    • helps to minimize AKS and False Claims Act concerns
  • Implementation of Data Sharing Restrictions
    • a company should not receive (directly or indirectly through third parties) any data or information that would allow it to receive individual patient information, or any information related to the identity, amount or nature of the products or services that are made available by an independent PAP from donations provided by the company, including any projections for additional funding required to continue a specific type of support
    • within the company, the aggregate-level data received from independent PAPs should not be shared with commercial personnel
  • Focus on patient care, not the drug
    • consider a needs assessment to document the basis for hub services from a patient care perspective
  • If the hub helps with financial assistance, the hub should provide only a general overview of the third-party assistance options to the patient or provider, with contact information for each independent PAP that has an applicable fund and is currently accepting new applications
  • A hub representative should inform the patient or the patient’s provider that the referral to the independent PAP is not a guarantee of assistance, and the PAP has discretion to provide assistance based on its own independent eligibility criteria
  • Sales and marketing personnel should not be involved in hub services
  • Manufacturers should monitor and supervise hub services and oversee hub activities, such as scripting, services, and maintenance of privacy
  • Avoid providing services that would replace tasks that would otherwise be the responsibility of the prescribing physician
  • The contract with the hub should be carefully considered to define the services and responsibilities; the hub is acting as an agent of the manufacturer
  • Ensure compensation is Fair Market Value for AKS purposes
  • Do not provide hub services that address off-label uses for the product
  • Closely monitor hub services that involve use or sharing of patient information

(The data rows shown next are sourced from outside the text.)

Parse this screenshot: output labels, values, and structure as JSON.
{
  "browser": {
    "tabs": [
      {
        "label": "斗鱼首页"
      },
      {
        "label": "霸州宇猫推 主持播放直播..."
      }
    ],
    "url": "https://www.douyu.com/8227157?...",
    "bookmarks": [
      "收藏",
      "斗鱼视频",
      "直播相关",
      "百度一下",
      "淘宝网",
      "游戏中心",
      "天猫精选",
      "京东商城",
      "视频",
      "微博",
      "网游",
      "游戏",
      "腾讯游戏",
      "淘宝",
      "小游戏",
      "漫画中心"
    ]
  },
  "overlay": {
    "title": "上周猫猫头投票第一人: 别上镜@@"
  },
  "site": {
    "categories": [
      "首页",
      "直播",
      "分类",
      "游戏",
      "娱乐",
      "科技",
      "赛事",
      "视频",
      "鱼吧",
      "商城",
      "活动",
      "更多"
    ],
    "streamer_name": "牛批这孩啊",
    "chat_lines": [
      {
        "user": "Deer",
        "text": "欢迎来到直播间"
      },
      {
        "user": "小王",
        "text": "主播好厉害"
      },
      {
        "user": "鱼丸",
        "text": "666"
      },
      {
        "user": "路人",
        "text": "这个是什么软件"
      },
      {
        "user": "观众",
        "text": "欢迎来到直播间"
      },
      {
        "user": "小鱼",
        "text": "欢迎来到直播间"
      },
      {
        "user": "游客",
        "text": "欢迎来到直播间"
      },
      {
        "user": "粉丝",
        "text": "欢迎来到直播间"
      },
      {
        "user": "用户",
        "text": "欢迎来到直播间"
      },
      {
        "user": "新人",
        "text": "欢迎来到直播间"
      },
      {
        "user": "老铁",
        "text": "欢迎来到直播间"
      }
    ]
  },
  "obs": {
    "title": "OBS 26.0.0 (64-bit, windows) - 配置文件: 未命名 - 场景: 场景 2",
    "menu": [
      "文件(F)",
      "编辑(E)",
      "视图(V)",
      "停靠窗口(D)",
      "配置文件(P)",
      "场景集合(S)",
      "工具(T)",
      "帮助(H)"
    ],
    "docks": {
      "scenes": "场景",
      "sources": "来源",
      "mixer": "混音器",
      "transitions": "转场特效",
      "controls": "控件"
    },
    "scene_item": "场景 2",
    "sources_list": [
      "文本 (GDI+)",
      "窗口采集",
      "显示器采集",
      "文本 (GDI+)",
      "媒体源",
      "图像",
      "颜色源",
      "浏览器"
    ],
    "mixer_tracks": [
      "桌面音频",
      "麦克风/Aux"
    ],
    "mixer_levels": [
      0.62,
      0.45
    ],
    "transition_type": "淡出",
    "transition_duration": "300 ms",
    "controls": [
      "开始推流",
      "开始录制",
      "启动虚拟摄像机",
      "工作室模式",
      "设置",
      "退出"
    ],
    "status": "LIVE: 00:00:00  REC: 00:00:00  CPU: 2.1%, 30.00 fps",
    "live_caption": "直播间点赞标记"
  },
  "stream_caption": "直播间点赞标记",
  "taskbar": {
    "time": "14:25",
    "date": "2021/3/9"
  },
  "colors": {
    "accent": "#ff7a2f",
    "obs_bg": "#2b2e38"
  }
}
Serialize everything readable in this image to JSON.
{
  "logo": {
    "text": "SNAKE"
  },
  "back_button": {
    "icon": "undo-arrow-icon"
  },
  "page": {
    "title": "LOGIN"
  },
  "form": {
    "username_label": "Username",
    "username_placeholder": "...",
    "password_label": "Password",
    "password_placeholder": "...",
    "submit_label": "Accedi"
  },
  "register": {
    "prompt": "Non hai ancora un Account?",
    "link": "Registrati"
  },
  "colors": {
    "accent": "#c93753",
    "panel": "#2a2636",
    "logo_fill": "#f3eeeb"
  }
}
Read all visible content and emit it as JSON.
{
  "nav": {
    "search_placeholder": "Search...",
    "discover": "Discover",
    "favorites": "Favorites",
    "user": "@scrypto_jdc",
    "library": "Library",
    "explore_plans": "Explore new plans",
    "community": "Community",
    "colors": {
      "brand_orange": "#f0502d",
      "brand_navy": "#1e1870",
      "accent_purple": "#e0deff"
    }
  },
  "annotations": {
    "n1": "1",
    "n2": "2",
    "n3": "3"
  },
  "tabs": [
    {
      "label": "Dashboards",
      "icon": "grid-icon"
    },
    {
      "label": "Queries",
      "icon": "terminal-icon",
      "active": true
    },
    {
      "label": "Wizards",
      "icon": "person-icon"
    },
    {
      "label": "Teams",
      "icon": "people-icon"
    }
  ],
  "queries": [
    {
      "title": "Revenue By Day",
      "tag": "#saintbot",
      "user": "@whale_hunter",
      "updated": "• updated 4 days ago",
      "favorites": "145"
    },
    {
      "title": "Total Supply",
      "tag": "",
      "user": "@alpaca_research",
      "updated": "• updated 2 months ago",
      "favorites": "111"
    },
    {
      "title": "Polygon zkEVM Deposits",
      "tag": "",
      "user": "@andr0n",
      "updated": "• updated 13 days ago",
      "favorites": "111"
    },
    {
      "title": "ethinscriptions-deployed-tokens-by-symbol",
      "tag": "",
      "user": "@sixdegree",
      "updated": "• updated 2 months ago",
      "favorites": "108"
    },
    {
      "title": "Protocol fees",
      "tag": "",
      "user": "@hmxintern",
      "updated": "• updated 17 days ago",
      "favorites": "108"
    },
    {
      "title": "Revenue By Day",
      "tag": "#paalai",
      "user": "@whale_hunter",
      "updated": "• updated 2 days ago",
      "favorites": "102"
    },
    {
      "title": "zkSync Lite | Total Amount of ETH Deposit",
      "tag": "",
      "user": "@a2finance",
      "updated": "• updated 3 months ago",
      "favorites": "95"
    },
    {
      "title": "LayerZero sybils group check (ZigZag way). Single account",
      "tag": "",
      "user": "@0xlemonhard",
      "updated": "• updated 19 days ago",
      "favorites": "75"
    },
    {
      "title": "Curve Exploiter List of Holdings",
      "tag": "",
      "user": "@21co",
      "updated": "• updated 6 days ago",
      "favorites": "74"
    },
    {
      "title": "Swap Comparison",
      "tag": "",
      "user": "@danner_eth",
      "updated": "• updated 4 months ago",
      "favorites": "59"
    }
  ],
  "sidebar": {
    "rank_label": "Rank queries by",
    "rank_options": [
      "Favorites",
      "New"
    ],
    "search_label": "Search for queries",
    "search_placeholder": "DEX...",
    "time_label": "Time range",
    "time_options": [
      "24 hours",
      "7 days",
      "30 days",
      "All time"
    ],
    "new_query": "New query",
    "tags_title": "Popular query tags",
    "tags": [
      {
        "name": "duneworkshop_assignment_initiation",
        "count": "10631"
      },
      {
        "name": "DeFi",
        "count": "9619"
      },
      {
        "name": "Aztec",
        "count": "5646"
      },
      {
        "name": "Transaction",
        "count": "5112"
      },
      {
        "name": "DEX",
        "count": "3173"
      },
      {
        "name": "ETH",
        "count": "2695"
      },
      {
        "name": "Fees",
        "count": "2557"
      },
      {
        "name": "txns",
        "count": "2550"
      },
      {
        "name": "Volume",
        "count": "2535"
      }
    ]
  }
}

  • Ensure internal and external communications discuss only appropriate purposes for the hub services
  • Remember that manufacturers generally bear the responsibility for hub activities

Related Services